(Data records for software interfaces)
_____
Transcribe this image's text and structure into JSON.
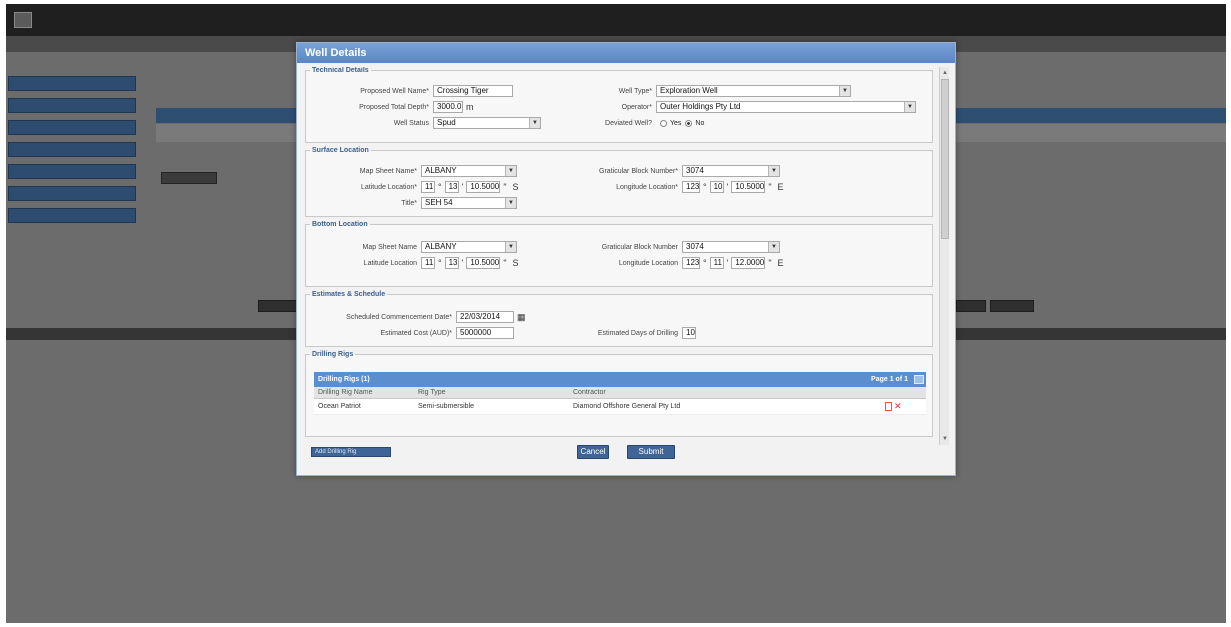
{
  "background": {
    "app_title": "",
    "user_info": "",
    "menu_text": "",
    "side_nav_count": 7,
    "side_text": ""
  },
  "dialog": {
    "title": "Well Details",
    "technical": {
      "legend": "Technical Details",
      "proposed_well_name_label": "Proposed Well Name*",
      "proposed_well_name": "Crossing Tiger",
      "well_type_label": "Well Type*",
      "well_type": "Exploration Well",
      "proposed_total_depth_label": "Proposed Total Depth*",
      "proposed_total_depth": "3000.0",
      "depth_unit": "m",
      "operator_label": "Operator*",
      "operator": "Outer Holdings Pty Ltd",
      "well_status_label": "Well Status",
      "well_status": "Spud",
      "deviated_well_label": "Deviated Well?",
      "deviated_yes": "Yes",
      "deviated_no": "No"
    },
    "surface": {
      "legend": "Surface Location",
      "map_sheet_label": "Map Sheet Name*",
      "map_sheet": "ALBANY",
      "graticular_block_label": "Graticular Block Number*",
      "graticular_block": "3074",
      "latitude_label": "Latitude Location*",
      "lat_deg": "11",
      "lat_min": "13",
      "lat_sec": "10.5000",
      "lat_hem": "S",
      "longitude_label": "Longitude Location*",
      "lon_deg": "123",
      "lon_min": "10",
      "lon_sec": "10.5000",
      "lon_hem": "E",
      "title_label": "Title*",
      "title_value": "SEH 54"
    },
    "bottom": {
      "legend": "Bottom Location",
      "map_sheet_label": "Map Sheet Name",
      "map_sheet": "ALBANY",
      "graticular_block_label": "Graticular Block Number",
      "graticular_block": "3074",
      "latitude_label": "Latitude Location",
      "lat_deg": "11",
      "lat_min": "13",
      "lat_sec": "10.5000",
      "lat_hem": "S",
      "longitude_label": "Longitude Location",
      "lon_deg": "123",
      "lon_min": "11",
      "lon_sec": "12.0000",
      "lon_hem": "E"
    },
    "estimates": {
      "legend": "Estimates & Schedule",
      "commencement_label": "Scheduled Commencement Date*",
      "commencement": "22/03/2014",
      "cost_label": "Estimated Cost (AUD)*",
      "cost": "5000000",
      "days_label": "Estimated Days of Drilling",
      "days": "10"
    },
    "drilling_rigs": {
      "legend": "Drilling Rigs",
      "grid_title": "Drilling Rigs (1)",
      "page_info": "Page 1 of 1",
      "columns": [
        "Drilling Rig Name",
        "Rig Type",
        "Contractor"
      ],
      "rows": [
        {
          "name": "Ocean Patriot",
          "type": "Semi-submersible",
          "contractor": "Diamond Offshore General Pty Ltd"
        }
      ],
      "add_button": "Add Drilling Rig"
    },
    "buttons": {
      "cancel": "Cancel",
      "submit": "Submit"
    }
  }
}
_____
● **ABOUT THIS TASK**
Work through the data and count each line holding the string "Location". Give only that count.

● **ANSWER**
6